Governments That Bar Injection Drug Users From Treatment Fuel Spread of HIV, WHO Official Says
The World Health Organization on Thursday at the XV International AIDS Conference in Bangkok, Thailand, warned that countries preventing injection drug users from receiving treatment are fueling the spread of HIV, Agence France-Presse reports (Agence France-Presse, 7/15). There are about 13 million injection drug users worldwide -- including 10 million in developing countries -- and up to 90% of them could be HIV-positive, Andrew Ball, manager of HIV/AIDS support at WHO, said. Although HIV-positive injection drug users in developed countries have relatively good access to antiretroviral drugs, those in other regions such as Eastern Europe "are excluded from any form of treatment," Ball said. Many drug users avoid seeking medical care because they fear police action or forced drug rehabilitation. In addition, many health workers have "very negative attitudes" toward injection drug users -- attitudes fueled by "myths ... that drug users aren't adherent to treatment, that there is very little value in investing in drug users by providing them with expensive treatment ... that they're not really contributing to society," Ball said (Lovering, Associated Press, 7/15). "[D]rug users are routinely written off as unreachable and non-compliant," Jim Yong Kim, director of WHO's Department of HIV/AIDS, said. However, "[a]vailable data show clearly that drug users, offered the right support from the health sector, receive the same benefits from treatment as other people with HIV," Kim said, Reuters reports (Cropley, Reuters, 6/15). Ball said that WHO strongly supports "street drug" substitution programs. Although WHO cannot make methadone and other substitutions for street drugs widely available, the organization supports adding such drugs to its "Essential Drugs List" (Bangkok Post, 7/16). Ball called on countries to create HIV prevention programs for injection drug users that promote abstinence and help treat addiction. In addition, WHO called on countries to provide counseling, outreach, needle exchange and condom distribution programs (Lovering, Associated Press, 7/15). Drug programs should ensure greater access to antiretroviral drugs for injection drug users by providing easier doses, such as once-a-day medication and by offering both HIV and drug treatment services in the same clinic (Reuters, 7/15).
Although Thailand has been cited as a leader a leader in the fight against HIV/AIDS in developing countries, it has done "poorly" in addressing the spread of HIV among injection drug users, advocates at the conference said, the Bangkok Post reports (Smith, Edmonton Journal, 7/16). The Thai government last year launched a "crackdown" on drug use, which has left 2,500 people dead.
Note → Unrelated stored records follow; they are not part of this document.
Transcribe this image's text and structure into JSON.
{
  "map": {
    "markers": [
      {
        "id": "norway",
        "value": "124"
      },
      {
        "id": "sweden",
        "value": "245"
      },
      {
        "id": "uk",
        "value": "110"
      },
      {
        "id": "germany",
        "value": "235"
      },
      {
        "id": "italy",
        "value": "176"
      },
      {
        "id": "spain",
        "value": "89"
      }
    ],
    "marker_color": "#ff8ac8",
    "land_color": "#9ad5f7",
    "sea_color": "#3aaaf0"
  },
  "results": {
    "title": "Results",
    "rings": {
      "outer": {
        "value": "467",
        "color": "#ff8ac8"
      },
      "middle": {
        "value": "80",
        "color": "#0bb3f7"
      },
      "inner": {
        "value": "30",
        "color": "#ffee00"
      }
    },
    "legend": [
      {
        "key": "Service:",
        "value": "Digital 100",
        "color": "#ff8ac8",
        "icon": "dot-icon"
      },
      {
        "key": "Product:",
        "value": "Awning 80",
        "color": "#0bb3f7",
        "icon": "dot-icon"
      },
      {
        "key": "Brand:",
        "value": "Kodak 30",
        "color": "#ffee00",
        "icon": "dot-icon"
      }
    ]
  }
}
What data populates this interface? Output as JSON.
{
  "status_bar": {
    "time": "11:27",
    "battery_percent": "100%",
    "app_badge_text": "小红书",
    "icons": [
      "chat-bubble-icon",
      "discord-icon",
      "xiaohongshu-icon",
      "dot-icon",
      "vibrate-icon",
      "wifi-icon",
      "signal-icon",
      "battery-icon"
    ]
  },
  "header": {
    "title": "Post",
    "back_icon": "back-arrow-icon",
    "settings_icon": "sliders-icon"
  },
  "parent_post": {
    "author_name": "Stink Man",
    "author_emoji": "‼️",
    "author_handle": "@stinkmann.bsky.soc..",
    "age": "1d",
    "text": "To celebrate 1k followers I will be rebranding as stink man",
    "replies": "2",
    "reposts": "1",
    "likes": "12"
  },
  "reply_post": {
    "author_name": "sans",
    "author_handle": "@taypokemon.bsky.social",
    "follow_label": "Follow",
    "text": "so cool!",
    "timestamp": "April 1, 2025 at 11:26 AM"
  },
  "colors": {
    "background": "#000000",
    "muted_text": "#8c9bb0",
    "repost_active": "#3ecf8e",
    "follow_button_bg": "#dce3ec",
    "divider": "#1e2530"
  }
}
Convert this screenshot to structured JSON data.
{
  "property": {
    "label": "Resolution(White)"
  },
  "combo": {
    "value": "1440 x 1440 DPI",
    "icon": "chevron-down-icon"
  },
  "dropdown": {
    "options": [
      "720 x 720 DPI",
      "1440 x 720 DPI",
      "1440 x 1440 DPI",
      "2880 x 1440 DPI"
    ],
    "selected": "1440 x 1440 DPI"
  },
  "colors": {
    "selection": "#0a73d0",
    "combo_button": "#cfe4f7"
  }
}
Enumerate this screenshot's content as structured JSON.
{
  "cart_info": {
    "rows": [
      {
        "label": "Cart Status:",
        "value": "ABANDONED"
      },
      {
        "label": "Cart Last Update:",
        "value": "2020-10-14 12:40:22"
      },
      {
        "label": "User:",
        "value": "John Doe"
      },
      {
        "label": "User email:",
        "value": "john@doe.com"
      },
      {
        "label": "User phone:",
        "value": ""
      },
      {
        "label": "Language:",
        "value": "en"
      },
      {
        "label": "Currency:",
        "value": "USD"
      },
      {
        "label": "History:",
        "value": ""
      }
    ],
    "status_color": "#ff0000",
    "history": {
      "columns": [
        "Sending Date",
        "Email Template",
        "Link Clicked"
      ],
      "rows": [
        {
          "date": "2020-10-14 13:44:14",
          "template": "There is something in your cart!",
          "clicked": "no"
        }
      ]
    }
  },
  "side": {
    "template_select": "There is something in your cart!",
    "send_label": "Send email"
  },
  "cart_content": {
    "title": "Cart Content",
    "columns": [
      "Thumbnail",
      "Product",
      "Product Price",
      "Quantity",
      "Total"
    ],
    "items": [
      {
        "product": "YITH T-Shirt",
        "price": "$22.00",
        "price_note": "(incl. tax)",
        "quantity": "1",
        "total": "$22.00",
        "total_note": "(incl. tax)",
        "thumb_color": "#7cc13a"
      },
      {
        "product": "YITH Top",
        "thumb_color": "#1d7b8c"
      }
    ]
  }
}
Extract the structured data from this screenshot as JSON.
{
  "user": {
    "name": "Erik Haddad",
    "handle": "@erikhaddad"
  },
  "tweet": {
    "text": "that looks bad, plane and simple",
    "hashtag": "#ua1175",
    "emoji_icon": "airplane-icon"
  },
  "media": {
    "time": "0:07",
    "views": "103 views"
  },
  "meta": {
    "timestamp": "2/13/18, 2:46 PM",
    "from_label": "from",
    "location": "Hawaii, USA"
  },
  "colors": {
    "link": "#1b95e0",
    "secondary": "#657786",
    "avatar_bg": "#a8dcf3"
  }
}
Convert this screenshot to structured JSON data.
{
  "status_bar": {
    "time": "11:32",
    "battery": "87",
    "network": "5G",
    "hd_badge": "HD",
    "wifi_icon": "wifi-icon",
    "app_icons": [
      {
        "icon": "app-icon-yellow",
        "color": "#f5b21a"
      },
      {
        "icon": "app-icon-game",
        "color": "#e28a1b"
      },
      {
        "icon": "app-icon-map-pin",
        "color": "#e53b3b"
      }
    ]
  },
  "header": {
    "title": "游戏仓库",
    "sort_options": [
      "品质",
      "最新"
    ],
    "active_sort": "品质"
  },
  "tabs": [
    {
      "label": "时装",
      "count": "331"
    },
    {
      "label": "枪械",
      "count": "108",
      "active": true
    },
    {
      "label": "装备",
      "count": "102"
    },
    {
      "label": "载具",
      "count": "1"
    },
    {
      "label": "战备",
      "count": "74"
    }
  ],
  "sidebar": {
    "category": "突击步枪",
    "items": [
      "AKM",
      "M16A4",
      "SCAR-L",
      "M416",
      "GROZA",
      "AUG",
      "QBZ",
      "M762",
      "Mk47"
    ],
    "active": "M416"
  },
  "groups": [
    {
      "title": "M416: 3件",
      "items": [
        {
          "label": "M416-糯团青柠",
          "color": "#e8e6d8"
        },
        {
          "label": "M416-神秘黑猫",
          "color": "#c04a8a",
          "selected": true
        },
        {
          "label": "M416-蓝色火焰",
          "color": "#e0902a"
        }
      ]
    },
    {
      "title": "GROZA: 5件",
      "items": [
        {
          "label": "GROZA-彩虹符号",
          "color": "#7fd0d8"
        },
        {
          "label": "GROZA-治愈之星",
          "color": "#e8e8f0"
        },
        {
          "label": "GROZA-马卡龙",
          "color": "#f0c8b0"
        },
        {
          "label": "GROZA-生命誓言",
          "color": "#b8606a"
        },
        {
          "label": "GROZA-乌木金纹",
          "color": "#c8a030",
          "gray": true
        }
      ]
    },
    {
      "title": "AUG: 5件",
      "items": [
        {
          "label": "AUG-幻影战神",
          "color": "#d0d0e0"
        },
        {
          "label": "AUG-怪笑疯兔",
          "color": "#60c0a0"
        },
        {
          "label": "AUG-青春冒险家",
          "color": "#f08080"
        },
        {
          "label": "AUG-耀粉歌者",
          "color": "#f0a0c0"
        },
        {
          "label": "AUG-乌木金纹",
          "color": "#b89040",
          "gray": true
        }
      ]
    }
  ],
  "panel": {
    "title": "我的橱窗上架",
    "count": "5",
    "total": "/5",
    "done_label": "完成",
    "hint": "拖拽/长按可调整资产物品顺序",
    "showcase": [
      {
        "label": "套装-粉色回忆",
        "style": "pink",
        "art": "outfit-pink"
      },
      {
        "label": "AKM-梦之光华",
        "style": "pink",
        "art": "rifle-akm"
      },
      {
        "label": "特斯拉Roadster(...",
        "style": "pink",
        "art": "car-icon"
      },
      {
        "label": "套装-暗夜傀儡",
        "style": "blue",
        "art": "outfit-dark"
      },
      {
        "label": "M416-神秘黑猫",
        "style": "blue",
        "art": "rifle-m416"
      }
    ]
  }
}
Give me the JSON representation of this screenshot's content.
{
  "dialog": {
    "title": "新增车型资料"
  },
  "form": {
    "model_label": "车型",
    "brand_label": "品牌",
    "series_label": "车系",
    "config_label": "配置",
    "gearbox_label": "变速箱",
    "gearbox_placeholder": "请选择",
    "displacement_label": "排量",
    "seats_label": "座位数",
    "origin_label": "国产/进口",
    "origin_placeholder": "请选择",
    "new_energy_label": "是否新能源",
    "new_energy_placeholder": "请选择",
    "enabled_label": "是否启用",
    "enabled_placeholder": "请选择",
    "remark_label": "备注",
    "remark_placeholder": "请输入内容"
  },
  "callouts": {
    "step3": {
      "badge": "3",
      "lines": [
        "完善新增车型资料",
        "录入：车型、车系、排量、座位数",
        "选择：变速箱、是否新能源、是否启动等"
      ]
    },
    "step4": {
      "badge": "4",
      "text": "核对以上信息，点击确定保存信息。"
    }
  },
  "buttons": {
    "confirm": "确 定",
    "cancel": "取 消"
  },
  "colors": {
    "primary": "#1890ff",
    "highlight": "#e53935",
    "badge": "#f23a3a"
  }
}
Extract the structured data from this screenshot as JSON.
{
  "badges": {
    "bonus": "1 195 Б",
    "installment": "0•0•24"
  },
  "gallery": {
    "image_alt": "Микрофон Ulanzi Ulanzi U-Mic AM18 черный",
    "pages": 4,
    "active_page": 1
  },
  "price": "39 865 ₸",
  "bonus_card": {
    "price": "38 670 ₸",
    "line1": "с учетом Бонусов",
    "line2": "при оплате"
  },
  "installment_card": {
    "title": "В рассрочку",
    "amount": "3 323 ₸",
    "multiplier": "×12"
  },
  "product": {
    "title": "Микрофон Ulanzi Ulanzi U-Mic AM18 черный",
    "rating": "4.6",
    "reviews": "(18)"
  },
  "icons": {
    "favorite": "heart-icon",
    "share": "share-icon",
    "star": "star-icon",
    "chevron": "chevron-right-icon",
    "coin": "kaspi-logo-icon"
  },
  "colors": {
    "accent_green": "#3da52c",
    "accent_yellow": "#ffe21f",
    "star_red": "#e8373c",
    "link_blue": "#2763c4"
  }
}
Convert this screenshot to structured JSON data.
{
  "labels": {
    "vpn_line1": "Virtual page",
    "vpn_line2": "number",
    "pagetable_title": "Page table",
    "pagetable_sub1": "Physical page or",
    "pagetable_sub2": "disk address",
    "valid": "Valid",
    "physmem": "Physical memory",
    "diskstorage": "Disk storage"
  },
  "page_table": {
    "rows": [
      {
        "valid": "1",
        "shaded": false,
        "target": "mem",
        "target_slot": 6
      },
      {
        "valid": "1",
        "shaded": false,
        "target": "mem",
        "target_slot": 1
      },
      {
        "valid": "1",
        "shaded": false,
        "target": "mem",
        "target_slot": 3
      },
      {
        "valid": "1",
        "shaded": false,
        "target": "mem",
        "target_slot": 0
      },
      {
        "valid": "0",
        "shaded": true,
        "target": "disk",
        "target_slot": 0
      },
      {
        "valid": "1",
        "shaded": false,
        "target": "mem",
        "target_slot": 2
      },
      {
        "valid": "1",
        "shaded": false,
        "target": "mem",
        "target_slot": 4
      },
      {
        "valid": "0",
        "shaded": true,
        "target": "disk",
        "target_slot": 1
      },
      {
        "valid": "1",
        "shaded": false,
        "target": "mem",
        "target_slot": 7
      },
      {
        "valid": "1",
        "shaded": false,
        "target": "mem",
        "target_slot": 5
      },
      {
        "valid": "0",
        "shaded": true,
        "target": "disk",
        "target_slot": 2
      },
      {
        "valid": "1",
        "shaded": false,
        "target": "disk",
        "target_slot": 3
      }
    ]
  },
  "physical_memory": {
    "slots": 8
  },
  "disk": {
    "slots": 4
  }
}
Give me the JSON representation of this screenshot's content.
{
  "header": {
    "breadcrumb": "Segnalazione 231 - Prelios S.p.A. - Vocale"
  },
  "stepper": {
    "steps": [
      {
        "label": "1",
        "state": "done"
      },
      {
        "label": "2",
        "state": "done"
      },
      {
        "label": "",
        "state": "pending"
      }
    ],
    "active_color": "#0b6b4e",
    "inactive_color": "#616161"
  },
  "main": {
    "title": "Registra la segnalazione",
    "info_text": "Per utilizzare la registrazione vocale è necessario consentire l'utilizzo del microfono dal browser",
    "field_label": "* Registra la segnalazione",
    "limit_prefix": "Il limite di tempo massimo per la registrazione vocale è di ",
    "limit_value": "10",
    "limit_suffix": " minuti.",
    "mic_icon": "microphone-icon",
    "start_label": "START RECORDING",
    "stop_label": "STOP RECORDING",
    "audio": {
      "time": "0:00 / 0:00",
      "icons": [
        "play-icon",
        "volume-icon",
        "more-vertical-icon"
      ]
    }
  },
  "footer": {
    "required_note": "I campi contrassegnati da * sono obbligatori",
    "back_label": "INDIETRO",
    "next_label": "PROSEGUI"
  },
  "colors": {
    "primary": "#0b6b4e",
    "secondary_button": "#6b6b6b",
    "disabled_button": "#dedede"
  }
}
Many advocates claim the deaths were extrajudicial executions by Thai police (Associated Press, 7/15). The campaign has helped to keep HIV prevalence rates among injection drug users at more than 40%, according to Toronto's Globe and Mail (Nolen, Globe and Mail, 7/19). There are no methadone centers and few drug rehabilitation centers in Thailand, and police responses to drug users are often violent, Paisan Suwannawong of the Thai Drug Users Network said during a closing speech at the conference (Apiradee, Bangkok Post, 7/17). About 50% of the country's injection drug users are thought to be HIV-positive (Reuters, 7/15). In addition, injection drug users are the only group at high risk of HIV transmission in the country with no reduction in HIV-prevalence rates over the last decade, Paisan said. Thai Prime Minister Thaksin Shinawatra said during the conference's opening ceremony that the country would begin implementing needle-exchange programs (Bangkok Post, 7/17). However, Public Health Minister Sudarat Keyuraphan on Wednesday said that the country would not legalize methadone for use in drug rehabilitation (Organization of Asia-Pacific News Agencies, 7/16).
Australian Broadcasting Corporation's "Asia Pacific" on Wednesday reported on Kampung Bali, a Jakarta suburb that has become a "focal point" for the HIV/AIDS epidemic in Indonesia, where up to 50% of injection drug users are thought to be HIV-positive. The segment includes comments from Dr. Pandu Riono, an epidemiologist with Family Health International; an HIV positive high school student; an HIV-positive injection drug user; and an AIDS outreach worker with Pelita Ilmu, a nongovernmental organization in Jakarta (Kearney, "Asia Pacific," ABC, 7/14). The complete segment is available online in Windows Media.